Banning of the Clan MacGregor by Act of James IV of Scotland

  • April 3, 1603

The Clan Gregor is a Highland Scottish clan. Of all the clans of Rannoch, the MacGregors were the fiercest and the most feared. The Macgregors were known to be a powerful clan, holding lands in Perthshire and Argyllshire, namely Glenstrae, Glenlochy, Glenlyon and Glengyle. Outlawed for nearly two hundred years after losing their lands in a long power struggle with the Clan Campbell, the Clan Gregor extravagantly claims descent from Kenneth MacAlpin, the first King of Scotland, a descent which is proclaimed in the motto, S Rioghal Mo Dhream, translated as Royal is my Race. Although the MacGregors insist that they take their name from Gregor, a son of the Scottish king Kenneth MacAlplin, there is no evidence to support this claim.

The MacGregors suffered a reversal of fortune when the Scottish king, Robert the Bruce, awarded the bulk of their lands to the Clan Cambell. The MacGregors fought the Campbells for decades and were eventually dispossessed of all their lands. Reduced to the status of outlaws, they rustled cattle and poached deer to survive. They were formally banished in 1603 by King James VI who made it a capital offence to bear the MacGregor name. From this period comes the Clan MacGregors most famous historical figure, Rob Roy. Persecution of the MacGregors ended in 1774.

The dispossessed MacGregors rustled cattle and poached deer to survive.
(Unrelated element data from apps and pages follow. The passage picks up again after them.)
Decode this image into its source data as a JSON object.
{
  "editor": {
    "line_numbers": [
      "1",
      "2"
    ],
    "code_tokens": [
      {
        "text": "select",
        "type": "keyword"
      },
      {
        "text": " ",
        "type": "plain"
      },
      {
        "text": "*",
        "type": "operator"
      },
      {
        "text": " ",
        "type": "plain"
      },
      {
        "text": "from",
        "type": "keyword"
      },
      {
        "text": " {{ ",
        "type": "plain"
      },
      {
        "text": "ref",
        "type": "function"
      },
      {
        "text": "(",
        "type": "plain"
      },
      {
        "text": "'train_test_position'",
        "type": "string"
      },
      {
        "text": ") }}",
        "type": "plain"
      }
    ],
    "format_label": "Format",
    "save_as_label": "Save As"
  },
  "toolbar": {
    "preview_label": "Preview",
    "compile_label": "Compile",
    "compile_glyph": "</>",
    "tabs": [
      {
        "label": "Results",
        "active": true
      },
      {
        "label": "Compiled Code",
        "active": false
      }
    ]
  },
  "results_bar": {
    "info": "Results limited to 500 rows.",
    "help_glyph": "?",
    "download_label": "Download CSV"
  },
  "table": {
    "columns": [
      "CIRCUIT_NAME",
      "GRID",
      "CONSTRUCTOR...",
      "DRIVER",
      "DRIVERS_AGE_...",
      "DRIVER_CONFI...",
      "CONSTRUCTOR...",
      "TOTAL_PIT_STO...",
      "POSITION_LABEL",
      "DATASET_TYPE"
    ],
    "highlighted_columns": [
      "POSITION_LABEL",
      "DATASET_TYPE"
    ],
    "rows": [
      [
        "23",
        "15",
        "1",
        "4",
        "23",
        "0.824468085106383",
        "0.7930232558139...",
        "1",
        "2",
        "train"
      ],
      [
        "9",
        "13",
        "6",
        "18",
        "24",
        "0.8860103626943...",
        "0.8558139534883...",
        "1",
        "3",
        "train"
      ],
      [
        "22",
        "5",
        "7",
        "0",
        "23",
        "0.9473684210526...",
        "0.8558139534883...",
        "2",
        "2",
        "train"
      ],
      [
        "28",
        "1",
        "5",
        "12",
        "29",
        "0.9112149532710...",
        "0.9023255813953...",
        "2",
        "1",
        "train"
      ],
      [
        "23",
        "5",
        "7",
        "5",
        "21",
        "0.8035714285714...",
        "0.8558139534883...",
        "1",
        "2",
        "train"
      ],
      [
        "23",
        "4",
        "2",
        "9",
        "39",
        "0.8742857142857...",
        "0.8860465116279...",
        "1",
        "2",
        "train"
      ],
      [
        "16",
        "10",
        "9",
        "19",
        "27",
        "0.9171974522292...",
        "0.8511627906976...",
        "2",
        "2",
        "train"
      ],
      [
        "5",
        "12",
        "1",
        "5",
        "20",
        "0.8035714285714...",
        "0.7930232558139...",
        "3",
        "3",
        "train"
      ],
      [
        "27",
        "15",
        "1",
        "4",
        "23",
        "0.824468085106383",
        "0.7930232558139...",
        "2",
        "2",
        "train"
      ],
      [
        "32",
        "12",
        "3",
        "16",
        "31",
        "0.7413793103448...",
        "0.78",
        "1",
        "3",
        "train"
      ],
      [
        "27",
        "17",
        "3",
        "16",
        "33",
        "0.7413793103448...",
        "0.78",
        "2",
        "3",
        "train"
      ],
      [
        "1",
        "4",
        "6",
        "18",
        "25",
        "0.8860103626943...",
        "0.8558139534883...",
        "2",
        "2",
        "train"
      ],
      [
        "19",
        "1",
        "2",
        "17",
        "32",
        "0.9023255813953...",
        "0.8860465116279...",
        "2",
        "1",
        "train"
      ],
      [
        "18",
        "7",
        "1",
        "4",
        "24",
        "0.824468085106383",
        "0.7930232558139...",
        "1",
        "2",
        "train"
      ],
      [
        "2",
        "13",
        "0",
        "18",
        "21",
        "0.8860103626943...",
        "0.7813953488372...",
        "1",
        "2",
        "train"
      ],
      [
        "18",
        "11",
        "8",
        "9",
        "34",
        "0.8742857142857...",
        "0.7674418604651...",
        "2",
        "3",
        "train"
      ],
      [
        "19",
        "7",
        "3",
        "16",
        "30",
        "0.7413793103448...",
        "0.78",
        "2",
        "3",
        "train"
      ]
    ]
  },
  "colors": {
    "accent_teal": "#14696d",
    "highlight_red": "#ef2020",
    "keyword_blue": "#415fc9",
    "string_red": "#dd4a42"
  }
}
When John Drummond, the king’s forester, was murdered after hanging some MacGregors for poaching, the chief of the Clan MacGregor was condemned by the Privy Council. In April 1603, King James VI issued an edict proclaiming the name of MacGregor ‘altogidder abolisheed’, meaning that those who bore the name must renounce it or suffer death.

Macgregor, along with eleven of his chieftains, was hanged at Edinburgh’s Mercat Cross in January 1604. Clan Gregor was scattered, many taking other names, such as Murray or Grant. They were hunted like animals, flushed out of the heather by bloodhounds. Persecution of the MacGregors continued until 1774 when they were permitted to be reestablished.